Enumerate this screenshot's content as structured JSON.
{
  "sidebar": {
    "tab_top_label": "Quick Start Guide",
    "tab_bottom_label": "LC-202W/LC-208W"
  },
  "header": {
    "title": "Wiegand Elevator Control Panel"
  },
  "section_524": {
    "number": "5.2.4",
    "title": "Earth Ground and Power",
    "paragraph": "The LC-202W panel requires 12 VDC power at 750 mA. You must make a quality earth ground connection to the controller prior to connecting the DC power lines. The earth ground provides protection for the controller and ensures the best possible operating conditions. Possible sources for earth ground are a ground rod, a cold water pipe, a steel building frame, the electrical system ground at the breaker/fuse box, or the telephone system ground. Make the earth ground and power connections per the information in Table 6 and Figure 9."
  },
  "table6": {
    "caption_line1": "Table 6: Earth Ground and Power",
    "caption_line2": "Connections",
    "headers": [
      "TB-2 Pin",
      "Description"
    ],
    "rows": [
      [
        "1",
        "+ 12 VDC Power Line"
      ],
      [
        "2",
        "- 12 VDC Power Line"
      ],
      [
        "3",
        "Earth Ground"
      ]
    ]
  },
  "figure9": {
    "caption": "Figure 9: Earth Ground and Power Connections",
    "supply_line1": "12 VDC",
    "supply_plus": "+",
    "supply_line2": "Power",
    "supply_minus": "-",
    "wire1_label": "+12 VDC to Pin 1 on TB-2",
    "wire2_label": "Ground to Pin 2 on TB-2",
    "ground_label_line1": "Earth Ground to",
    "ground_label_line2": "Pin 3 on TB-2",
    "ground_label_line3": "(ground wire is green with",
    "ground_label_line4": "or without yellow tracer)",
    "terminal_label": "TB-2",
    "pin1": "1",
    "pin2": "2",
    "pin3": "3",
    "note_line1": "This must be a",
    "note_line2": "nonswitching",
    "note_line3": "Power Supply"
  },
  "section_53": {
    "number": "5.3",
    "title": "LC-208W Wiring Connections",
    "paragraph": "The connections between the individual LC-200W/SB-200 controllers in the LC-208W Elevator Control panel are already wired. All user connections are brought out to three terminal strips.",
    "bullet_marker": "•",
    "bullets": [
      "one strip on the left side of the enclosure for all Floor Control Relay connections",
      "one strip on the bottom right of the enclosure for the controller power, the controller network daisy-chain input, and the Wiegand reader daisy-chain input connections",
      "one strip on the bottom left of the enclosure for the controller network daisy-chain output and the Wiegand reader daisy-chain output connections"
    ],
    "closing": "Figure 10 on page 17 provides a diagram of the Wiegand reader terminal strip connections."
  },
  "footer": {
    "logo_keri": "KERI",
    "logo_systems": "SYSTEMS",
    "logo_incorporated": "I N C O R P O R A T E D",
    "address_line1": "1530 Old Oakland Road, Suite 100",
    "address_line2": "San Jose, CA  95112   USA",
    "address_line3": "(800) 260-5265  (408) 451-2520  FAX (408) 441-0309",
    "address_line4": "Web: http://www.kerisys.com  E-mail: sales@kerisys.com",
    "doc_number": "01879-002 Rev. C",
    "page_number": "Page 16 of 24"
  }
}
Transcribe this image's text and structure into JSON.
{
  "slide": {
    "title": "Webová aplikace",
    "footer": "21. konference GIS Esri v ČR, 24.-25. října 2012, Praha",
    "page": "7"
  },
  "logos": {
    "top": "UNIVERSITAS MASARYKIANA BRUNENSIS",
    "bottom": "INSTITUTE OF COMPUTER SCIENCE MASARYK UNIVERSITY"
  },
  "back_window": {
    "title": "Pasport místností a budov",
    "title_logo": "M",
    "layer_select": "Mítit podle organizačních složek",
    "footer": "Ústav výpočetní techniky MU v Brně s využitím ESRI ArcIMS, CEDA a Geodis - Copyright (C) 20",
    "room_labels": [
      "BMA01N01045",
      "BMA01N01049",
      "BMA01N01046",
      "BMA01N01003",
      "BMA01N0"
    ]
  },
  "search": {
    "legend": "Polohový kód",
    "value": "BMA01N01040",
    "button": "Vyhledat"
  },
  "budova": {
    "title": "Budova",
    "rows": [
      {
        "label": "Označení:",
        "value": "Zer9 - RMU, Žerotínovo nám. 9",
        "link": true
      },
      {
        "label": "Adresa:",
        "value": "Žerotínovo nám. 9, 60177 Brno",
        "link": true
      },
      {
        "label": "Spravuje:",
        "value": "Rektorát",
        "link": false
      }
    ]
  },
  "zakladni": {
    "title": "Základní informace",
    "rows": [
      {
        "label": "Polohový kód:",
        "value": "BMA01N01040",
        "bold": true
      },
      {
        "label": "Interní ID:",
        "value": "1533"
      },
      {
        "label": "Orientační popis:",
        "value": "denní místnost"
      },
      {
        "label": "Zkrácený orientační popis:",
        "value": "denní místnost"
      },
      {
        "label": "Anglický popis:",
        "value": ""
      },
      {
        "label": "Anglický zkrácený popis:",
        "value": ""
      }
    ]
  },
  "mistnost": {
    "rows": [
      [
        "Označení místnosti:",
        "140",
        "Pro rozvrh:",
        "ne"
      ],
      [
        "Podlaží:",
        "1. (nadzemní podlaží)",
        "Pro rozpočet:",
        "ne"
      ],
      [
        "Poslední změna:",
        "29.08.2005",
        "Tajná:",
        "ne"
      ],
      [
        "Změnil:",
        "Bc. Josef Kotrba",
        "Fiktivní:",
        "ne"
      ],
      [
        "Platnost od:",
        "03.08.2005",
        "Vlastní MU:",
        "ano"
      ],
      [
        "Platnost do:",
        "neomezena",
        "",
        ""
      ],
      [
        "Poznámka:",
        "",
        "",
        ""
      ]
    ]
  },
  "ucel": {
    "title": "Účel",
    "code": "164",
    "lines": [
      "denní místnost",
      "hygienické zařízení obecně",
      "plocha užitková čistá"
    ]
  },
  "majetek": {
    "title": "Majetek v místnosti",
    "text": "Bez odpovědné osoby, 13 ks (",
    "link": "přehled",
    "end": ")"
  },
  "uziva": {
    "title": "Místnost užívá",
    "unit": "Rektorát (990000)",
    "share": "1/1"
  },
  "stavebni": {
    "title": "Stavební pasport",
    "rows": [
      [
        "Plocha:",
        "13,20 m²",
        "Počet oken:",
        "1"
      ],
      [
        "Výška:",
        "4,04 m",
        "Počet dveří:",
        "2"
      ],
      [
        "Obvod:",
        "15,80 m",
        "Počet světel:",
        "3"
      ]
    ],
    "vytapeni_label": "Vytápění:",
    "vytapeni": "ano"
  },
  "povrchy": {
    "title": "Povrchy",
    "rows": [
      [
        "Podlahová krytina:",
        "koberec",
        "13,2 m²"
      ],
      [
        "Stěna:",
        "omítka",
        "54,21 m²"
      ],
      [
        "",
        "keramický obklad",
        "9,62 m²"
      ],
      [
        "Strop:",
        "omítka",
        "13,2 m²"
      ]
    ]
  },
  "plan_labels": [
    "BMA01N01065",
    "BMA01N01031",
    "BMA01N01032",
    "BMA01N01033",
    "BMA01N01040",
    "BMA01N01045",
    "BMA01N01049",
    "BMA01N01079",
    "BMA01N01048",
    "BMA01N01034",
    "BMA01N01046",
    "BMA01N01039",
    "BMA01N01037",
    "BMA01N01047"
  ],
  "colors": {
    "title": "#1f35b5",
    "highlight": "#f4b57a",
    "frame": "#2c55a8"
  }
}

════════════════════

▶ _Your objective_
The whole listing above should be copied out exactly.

▶ _Written reply_
Enumerate this screenshot's content as structured JSON.
{
  "sidebar": {
    "tab_top_label": "Quick Start Guide",
    "tab_bottom_label": "LC-202W/LC-208W"
  },
  "header": {
    "title": "Wiegand Elevator Control Panel"
  },
  "section_524": {
    "number": "5.2.4",
    "title": "Earth Ground and Power",
    "paragraph": "The LC-202W panel requires 12 VDC power at 750 mA. You must make a quality earth ground connection to the controller prior to connecting the DC power lines. The earth ground provides protection for the controller and ensures the best possible operating conditions. Possible sources for earth ground are a ground rod, a cold water pipe, a steel building frame, the electrical system ground at the breaker/fuse box, or the telephone system ground. Make the earth ground and power connections per the information in Table 6 and Figure 9."
  },
  "table6": {
    "caption_line1": "Table 6: Earth Ground and Power",
    "caption_line2": "Connections",
    "headers": [
      "TB-2 Pin",
      "Description"
    ],
    "rows": [
      [
        "1",
        "+ 12 VDC Power Line"
      ],
      [
        "2",
        "- 12 VDC Power Line"
      ],
      [
        "3",
        "Earth Ground"
      ]
    ]
  },
  "figure9": {
    "caption": "Figure 9: Earth Ground and Power Connections",
    "supply_line1": "12 VDC",
    "supply_plus": "+",
    "supply_line2": "Power",
    "supply_minus": "-",
    "wire1_label": "+12 VDC to Pin 1 on TB-2",
    "wire2_label": "Ground to Pin 2 on TB-2",
    "ground_label_line1": "Earth Ground to",
    "ground_label_line2": "Pin 3 on TB-2",
    "ground_label_line3": "(ground wire is green with",
    "ground_label_line4": "or without yellow tracer)",
    "terminal_label": "TB-2",
    "pin1": "1",
    "pin2": "2",
    "pin3": "3",
    "note_line1": "This must be a",
    "note_line2": "nonswitching",
    "note_line3": "Power Supply"
  },
  "section_53": {
    "number": "5.3",
    "title": "LC-208W Wiring Connections",
    "paragraph": "The connections between the individual LC-200W/SB-200 controllers in the LC-208W Elevator Control panel are already wired. All user connections are brought out to three terminal strips.",
    "bullet_marker": "•",
    "bullets": [
      "one strip on the left side of the enclosure for all Floor Control Relay connections",
      "one strip on the bottom right of the enclosure for the controller power, the controller network daisy-chain input, and the Wiegand reader daisy-chain input connections",
      "one strip on the bottom left of the enclosure for the controller network daisy-chain output and the Wiegand reader daisy-chain output connections"
    ],
    "closing": "Figure 10 on page 17 provides a diagram of the Wiegand reader terminal strip connections."
  },
  "footer": {
    "logo_keri": "KERI",
    "logo_systems": "SYSTEMS",
    "logo_incorporated": "I N C O R P O R A T E D",
    "address_line1": "1530 Old Oakland Road, Suite 100",
    "address_line2": "San Jose, CA  95112   USA",
    "address_line3": "(800) 260-5265  (408) 451-2520  FAX (408) 441-0309",
    "address_line4": "Web: http://www.kerisys.com  E-mail: sales@kerisys.com",
    "doc_number": "01879-002 Rev. C",
    "page_number": "Page 16 of 24"
  }
}
Transcribe this image's text and structure into JSON.
{
  "slide": {
    "title": "Webová aplikace",
    "footer": "21. konference GIS Esri v ČR, 24.-25. října 2012, Praha",
    "page": "7"
  },
  "logos": {
    "top": "UNIVERSITAS MASARYKIANA BRUNENSIS",
    "bottom": "INSTITUTE OF COMPUTER SCIENCE MASARYK UNIVERSITY"
  },
  "back_window": {
    "title": "Pasport místností a budov",
    "title_logo": "M",
    "layer_select": "Mítit podle organizačních složek",
    "footer": "Ústav výpočetní techniky MU v Brně s využitím ESRI ArcIMS, CEDA a Geodis - Copyright (C) 20",
    "room_labels": [
      "BMA01N01045",
      "BMA01N01049",
      "BMA01N01046",
      "BMA01N01003",
      "BMA01N0"
    ]
  },
  "search": {
    "legend": "Polohový kód",
    "value": "BMA01N01040",
    "button": "Vyhledat"
  },
  "budova": {
    "title": "Budova",
    "rows": [
      {
        "label": "Označení:",
        "value": "Zer9 - RMU, Žerotínovo nám. 9",
        "link": true
      },
      {
        "label": "Adresa:",
        "value": "Žerotínovo nám. 9, 60177 Brno",
        "link": true
      },
      {
        "label": "Spravuje:",
        "value": "Rektorát",
        "link": false
      }
    ]
  },
  "zakladni": {
    "title": "Základní informace",
    "rows": [
      {
        "label": "Polohový kód:",
        "value": "BMA01N01040",
        "bold": true
      },
      {
        "label": "Interní ID:",
        "value": "1533"
      },
      {
        "label": "Orientační popis:",
        "value": "denní místnost"
      },
      {
        "label": "Zkrácený orientační popis:",
        "value": "denní místnost"
      },
      {
        "label": "Anglický popis:",
        "value": ""
      },
      {
        "label": "Anglický zkrácený popis:",
        "value": ""
      }
    ]
  },
  "mistnost": {
    "rows": [
      [
        "Označení místnosti:",
        "140",
        "Pro rozvrh:",
        "ne"
      ],
      [
        "Podlaží:",
        "1. (nadzemní podlaží)",
        "Pro rozpočet:",
        "ne"
      ],
      [
        "Poslední změna:",
        "29.08.2005",
        "Tajná:",
        "ne"
      ],
      [
        "Změnil:",
        "Bc. Josef Kotrba",
        "Fiktivní:",
        "ne"
      ],
      [
        "Platnost od:",
        "03.08.2005",
        "Vlastní MU:",
        "ano"
      ],
      [
        "Platnost do:",
        "neomezena",
        "",
        ""
      ],
      [
        "Poznámka:",
        "",
        "",
        ""
      ]
    ]
  },
  "ucel": {
    "title": "Účel",
    "code": "164",
    "lines": [
      "denní místnost",
      "hygienické zařízení obecně",
      "plocha užitková čistá"
    ]
  },
  "majetek": {
    "title": "Majetek v místnosti",
    "text": "Bez odpovědné osoby, 13 ks (",
    "link": "přehled",
    "end": ")"
  },
  "uziva": {
    "title": "Místnost užívá",
    "unit": "Rektorát (990000)",
    "share": "1/1"
  },
  "stavebni": {
    "title": "Stavební pasport",
    "rows": [
      [
        "Plocha:",
        "13,20 m²",
        "Počet oken:",
        "1"
      ],
      [
        "Výška:",
        "4,04 m",
        "Počet dveří:",
        "2"
      ],
      [
        "Obvod:",
        "15,80 m",
        "Počet světel:",
        "3"
      ]
    ],
    "vytapeni_label": "Vytápění:",
    "vytapeni": "ano"
  },
  "povrchy": {
    "title": "Povrchy",
    "rows": [
      [
        "Podlahová krytina:",
        "koberec",
        "13,2 m²"
      ],
      [
        "Stěna:",
        "omítka",
        "54,21 m²"
      ],
      [
        "",
        "keramický obklad",
        "9,62 m²"
      ],
      [
        "Strop:",
        "omítka",
        "13,2 m²"
      ]
    ]
  },
  "plan_labels": [
    "BMA01N01065",
    "BMA01N01031",
    "BMA01N01032",
    "BMA01N01033",
    "BMA01N01040",
    "BMA01N01045",
    "BMA01N01049",
    "BMA01N01079",
    "BMA01N01048",
    "BMA01N01034",
    "BMA01N01046",
    "BMA01N01039",
    "BMA01N01037",
    "BMA01N01047"
  ],
  "colors": {
    "title": "#1f35b5",
    "highlight": "#f4b57a",
    "frame": "#2c55a8"
  }
}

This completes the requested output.